As part of RISE’s Clinical Innovation Fellowship, my team members and I were tasked to research the journey(s) of palliative patients and their caretakers in Lerum Kommun and Alingsås hospital. The purpose of the project was to understand the palliative patients’ experiences by including perspectives and needs of all stakeholders, while using Stanford’s BioDesign method. Looking into the lives of terminally ill people from human-centered perspective, while immersing into a clinical healthcare environment was an intimidating undertaking. My head was full of doubts and questions. Do I have enough courage to temper with the subject of death? How can I be both professional, strong and yet empathetic and respectful towards the life situation of palliative patients? What does need-driven innovation looks like in the field of palliative care?
I turned to what I know best, and that is ethnographic field research. It feels like solving a rewarding puzzle. While it takes a lot of time, identifying and categorizing piece by piece large amounts of research data from interviews, shadowing, meetings, and home visits, I am always curious and excited about meeting people. In our case, we were given unprecedented access to all the important stakeholders around palliative patients.
We met some incredible healthcare professionals who were open and engaged. Over the course of our immersion, we interviewed and observed the work of medical and non-medical personal at the Alingsås hospital and Lerum kommun (including dr., surgeon, assistant nurses, nurses, dietician, pharmacist, priest, and social workers). Most importantly, we talked to many patients themselves, whether at their own homes or elderly home facilities.
While one can never understand the existential loneliness and sorrow of a terminally ill person, we got pretty close to getting to know the primary stakeholders – spending days and nights at the hospital and elderly home, listening to their stories and seeing them at work. We saw small gestures of kindness – how nurses gently moved patients to avoid bed sores, held their hands to soothe anxiety or crushed pills to make them easier to swallow. The most memorable encounter was witnessing how an assistant nurse watched over the needs of a palliative patient during her last hours alive. She expressed nothing but love for the patient, taking every wrinkle, sigh and heavy, bubbly breath seriously until the very end. Extraordinary moment.
What I have learned from this immersion is that stakeholders around palliative patients are made of distinct professions attentending to the whole of a person. They might have complementary yet competing perspectives and priorities (i.e. medical vs. patient) which can be a challenge. Members from the same palliative team, for example, can have different understanding of and relationship to a patient, whether it is a dr. or a priest.
Team collaboration is a must in the palliative care, because the quality of collaboration directly affects patient care. Looking at all the stakeholders under the umbrella of the same project helps to identify gaps and barriers in the system (i.e. IT, law, priorities). The challenge is to identify needs and opportunities for improvement via perspectives of the palliative persons and their families though. Empathy becomes part of strategic criteria.

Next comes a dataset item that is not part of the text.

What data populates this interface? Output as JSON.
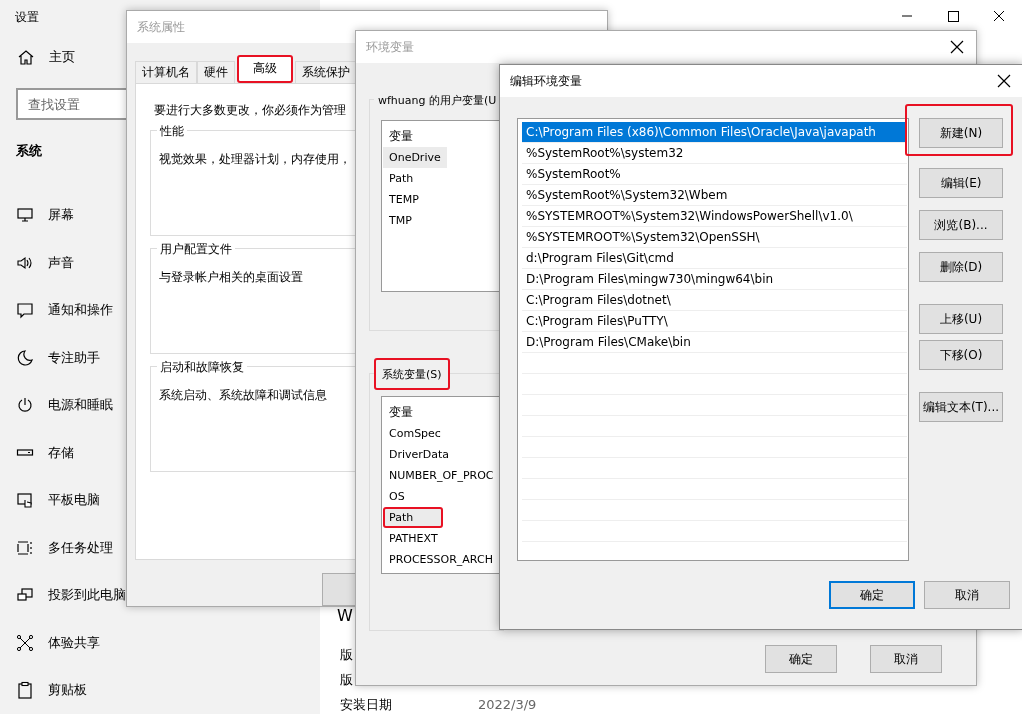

When meeting nurses and assistant nurses specifically, it was vital to be clear and transparent about the goals of our research project. We were there to listen and learn rather than inspect and criticize, I said many times to assistant nurse. It was equally important to show respect, remember people’s names and stay humble, which in return, helped to break the ice and get answers to crucial questions.
And I learned that the palliative care is about living rather than dying.
Team Gothenburg, CIF 2019